BRIEF:
Could you show each line of the records that contains the word "hits"?

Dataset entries
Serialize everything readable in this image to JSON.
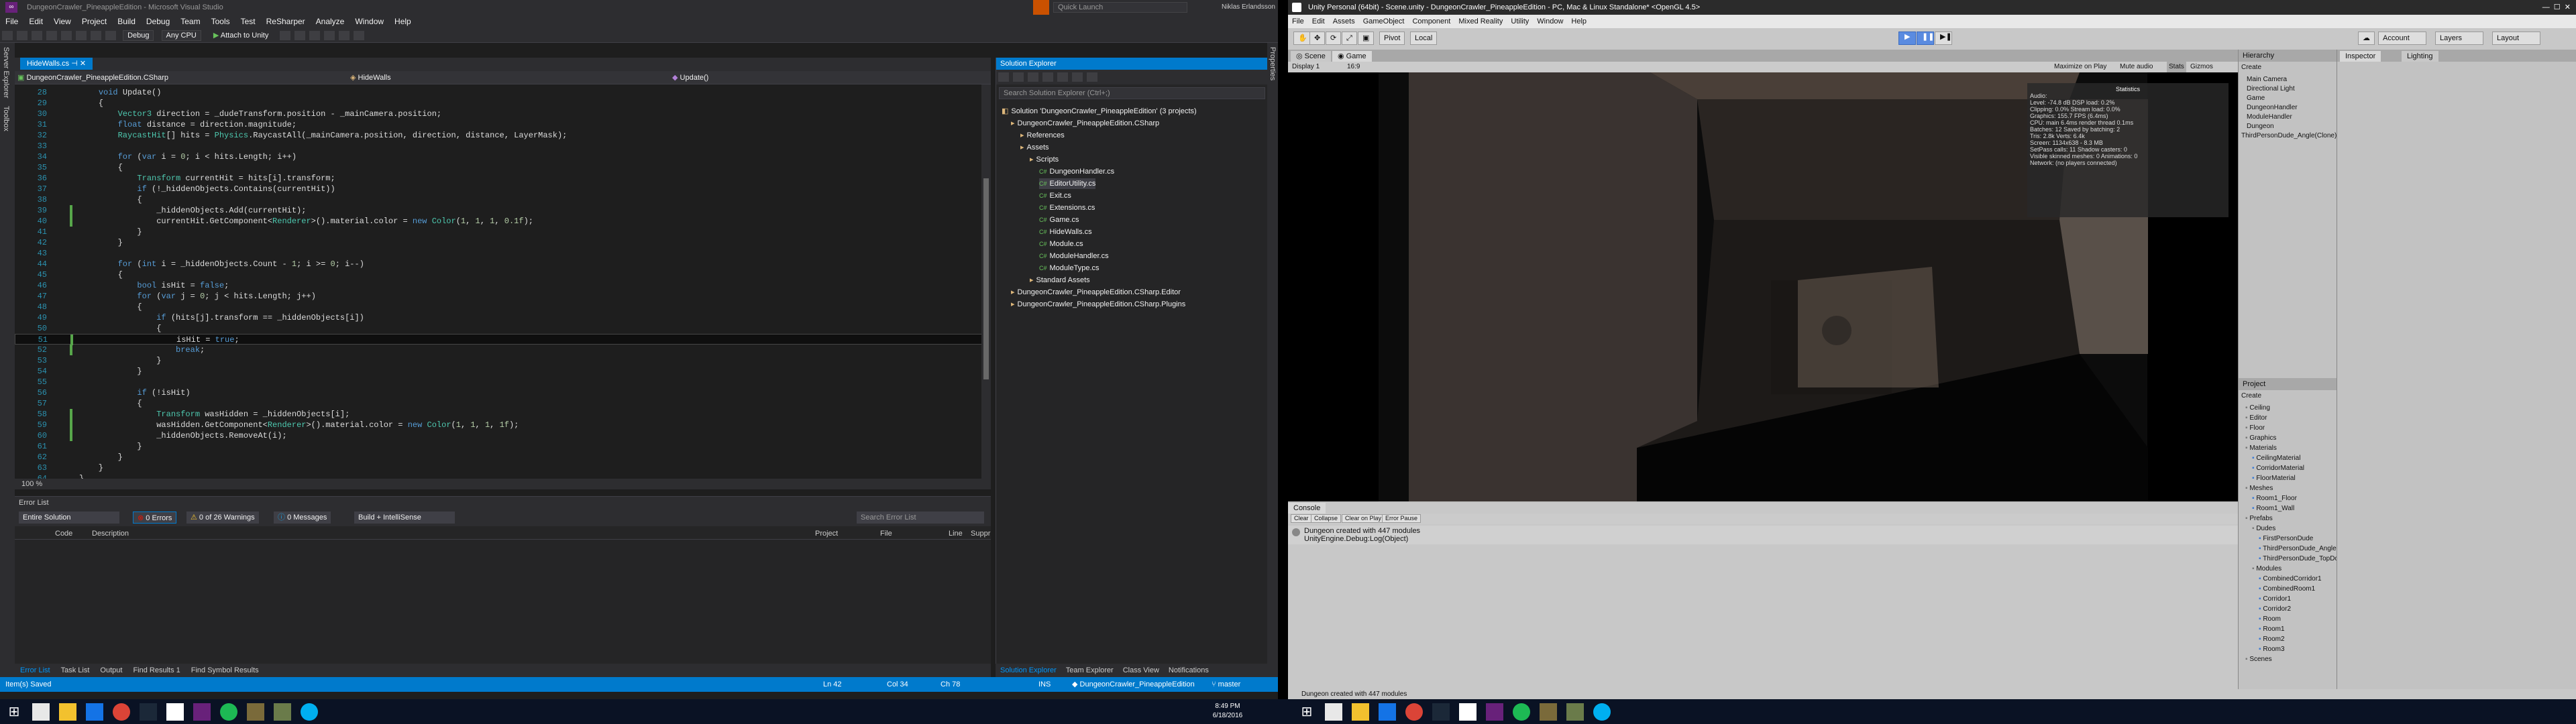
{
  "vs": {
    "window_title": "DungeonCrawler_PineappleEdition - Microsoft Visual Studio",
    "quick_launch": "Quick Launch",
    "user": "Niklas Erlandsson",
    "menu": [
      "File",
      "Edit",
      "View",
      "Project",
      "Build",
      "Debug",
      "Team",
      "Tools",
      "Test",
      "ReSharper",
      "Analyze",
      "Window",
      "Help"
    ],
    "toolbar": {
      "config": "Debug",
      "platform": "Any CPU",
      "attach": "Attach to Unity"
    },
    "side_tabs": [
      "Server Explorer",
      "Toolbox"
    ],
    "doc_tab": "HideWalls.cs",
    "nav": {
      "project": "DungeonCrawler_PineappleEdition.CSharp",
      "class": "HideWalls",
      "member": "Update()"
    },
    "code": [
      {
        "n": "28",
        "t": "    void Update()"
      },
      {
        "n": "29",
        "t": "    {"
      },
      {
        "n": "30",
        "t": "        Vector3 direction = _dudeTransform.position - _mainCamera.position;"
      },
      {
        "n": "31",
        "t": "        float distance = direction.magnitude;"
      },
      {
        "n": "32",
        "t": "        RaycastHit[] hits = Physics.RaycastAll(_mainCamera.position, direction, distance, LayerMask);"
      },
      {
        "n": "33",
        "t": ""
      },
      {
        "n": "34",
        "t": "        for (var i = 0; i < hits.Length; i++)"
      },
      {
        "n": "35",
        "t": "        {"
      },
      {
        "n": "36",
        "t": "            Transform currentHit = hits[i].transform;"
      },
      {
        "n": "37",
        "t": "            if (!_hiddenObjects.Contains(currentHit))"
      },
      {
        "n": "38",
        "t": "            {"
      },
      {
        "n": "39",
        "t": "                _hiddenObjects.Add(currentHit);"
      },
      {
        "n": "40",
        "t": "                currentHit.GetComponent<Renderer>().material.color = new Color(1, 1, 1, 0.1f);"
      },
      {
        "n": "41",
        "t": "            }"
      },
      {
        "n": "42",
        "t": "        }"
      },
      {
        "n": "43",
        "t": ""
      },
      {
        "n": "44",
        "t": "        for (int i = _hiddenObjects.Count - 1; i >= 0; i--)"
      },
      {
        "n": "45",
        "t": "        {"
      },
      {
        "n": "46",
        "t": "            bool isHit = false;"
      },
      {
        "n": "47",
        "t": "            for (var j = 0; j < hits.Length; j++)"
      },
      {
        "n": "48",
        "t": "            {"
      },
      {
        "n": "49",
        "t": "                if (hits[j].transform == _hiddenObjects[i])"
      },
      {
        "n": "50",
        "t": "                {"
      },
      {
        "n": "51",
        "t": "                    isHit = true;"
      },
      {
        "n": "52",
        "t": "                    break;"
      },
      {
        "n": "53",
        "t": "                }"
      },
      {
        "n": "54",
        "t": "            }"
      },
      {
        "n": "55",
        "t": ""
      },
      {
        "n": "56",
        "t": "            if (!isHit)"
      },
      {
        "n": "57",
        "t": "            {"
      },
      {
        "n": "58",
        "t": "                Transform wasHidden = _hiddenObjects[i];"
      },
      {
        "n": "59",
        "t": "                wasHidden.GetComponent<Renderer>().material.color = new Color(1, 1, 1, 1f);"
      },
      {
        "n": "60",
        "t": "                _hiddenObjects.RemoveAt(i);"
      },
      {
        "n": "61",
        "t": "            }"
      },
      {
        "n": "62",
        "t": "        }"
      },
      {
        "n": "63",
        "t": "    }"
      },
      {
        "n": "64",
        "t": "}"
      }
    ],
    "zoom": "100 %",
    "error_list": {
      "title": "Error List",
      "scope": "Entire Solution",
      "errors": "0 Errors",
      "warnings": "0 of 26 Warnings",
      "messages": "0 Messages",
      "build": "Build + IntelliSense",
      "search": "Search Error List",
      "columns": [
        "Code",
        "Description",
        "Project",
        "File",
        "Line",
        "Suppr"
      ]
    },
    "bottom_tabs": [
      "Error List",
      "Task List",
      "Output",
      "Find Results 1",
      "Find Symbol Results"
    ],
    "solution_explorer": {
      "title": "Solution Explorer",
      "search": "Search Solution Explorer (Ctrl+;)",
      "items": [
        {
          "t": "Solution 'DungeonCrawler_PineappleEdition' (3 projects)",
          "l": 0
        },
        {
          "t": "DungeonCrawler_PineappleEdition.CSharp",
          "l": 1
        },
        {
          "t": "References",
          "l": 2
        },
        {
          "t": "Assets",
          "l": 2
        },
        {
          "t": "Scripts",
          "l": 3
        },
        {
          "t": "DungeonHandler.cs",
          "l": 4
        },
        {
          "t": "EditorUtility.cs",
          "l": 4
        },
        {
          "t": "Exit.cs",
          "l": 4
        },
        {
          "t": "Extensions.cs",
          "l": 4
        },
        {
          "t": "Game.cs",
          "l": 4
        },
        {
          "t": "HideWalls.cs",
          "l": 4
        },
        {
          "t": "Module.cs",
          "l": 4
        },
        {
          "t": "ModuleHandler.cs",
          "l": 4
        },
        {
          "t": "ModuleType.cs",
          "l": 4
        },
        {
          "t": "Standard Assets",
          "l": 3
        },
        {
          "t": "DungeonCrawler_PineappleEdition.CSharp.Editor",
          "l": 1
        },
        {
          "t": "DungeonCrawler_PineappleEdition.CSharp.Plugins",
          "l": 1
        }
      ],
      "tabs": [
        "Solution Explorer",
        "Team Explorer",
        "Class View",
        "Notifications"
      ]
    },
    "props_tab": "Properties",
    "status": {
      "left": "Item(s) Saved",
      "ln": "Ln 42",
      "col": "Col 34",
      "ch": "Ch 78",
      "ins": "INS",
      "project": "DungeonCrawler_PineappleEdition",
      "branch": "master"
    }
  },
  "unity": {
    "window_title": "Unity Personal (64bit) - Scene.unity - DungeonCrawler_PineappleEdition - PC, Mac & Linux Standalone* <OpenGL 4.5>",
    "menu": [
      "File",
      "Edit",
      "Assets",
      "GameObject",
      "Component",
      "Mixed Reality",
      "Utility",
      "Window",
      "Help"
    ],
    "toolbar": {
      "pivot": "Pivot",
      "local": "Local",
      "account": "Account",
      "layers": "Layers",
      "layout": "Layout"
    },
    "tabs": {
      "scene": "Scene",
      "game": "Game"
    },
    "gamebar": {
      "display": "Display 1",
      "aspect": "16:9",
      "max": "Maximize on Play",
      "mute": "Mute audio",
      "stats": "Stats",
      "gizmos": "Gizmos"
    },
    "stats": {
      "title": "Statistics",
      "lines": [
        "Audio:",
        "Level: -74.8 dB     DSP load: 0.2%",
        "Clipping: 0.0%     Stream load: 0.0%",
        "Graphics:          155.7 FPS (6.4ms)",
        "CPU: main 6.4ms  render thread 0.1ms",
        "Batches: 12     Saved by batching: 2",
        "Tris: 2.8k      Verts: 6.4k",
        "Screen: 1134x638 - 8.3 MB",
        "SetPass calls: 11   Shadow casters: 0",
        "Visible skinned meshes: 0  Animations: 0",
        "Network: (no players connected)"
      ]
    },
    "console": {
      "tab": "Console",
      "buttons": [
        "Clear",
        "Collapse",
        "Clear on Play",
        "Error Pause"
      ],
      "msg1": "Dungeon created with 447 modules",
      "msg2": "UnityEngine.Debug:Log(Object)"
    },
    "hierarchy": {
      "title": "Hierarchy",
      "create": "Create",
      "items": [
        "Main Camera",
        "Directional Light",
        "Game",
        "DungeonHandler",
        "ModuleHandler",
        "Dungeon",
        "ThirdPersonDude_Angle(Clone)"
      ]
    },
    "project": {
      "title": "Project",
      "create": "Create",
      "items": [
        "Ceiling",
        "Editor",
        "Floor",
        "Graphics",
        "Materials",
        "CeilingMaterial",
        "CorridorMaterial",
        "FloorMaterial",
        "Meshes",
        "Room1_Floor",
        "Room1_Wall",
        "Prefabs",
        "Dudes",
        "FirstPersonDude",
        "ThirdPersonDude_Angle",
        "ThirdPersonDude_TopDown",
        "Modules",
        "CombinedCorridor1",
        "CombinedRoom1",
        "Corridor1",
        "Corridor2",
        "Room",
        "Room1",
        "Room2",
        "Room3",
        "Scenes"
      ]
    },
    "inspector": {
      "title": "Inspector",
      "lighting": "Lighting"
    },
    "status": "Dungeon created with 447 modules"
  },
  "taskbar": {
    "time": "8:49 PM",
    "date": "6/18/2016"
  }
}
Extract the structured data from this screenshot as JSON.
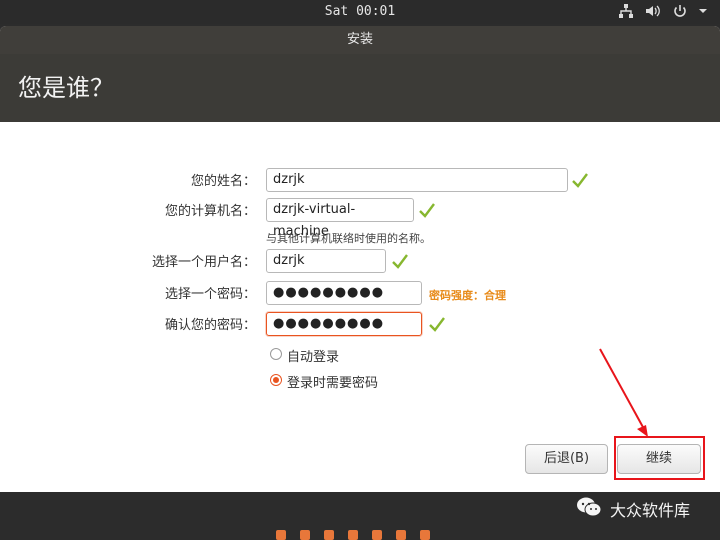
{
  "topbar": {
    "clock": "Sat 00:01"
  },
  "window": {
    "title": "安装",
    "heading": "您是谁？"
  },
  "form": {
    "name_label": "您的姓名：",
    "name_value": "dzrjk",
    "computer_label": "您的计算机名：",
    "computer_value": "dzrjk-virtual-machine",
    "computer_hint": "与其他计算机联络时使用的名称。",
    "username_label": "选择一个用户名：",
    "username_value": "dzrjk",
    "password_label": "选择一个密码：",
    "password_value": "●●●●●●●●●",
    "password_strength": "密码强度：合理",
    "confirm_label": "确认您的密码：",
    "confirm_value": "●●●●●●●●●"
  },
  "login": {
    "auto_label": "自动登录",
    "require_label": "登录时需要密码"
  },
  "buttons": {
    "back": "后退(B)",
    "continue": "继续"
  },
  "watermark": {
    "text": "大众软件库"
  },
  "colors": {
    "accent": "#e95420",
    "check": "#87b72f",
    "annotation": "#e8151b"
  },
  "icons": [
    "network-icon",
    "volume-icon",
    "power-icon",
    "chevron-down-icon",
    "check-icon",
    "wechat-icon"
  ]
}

RESPONSE BOX:
        "t": "        RaycastHit[] hits = Physics.RaycastAll(_mainCamera.position, direction, distance, LayerMask);"
        "t": "        for (var i = 0; i < hits.Length; i++)"
        "t": "            Transform currentHit = hits[i].transform;"
        "t": "            for (var j = 0; j < hits.Length; j++)"
        "t": "                if (hits[j].transform == _hiddenObjects[i])"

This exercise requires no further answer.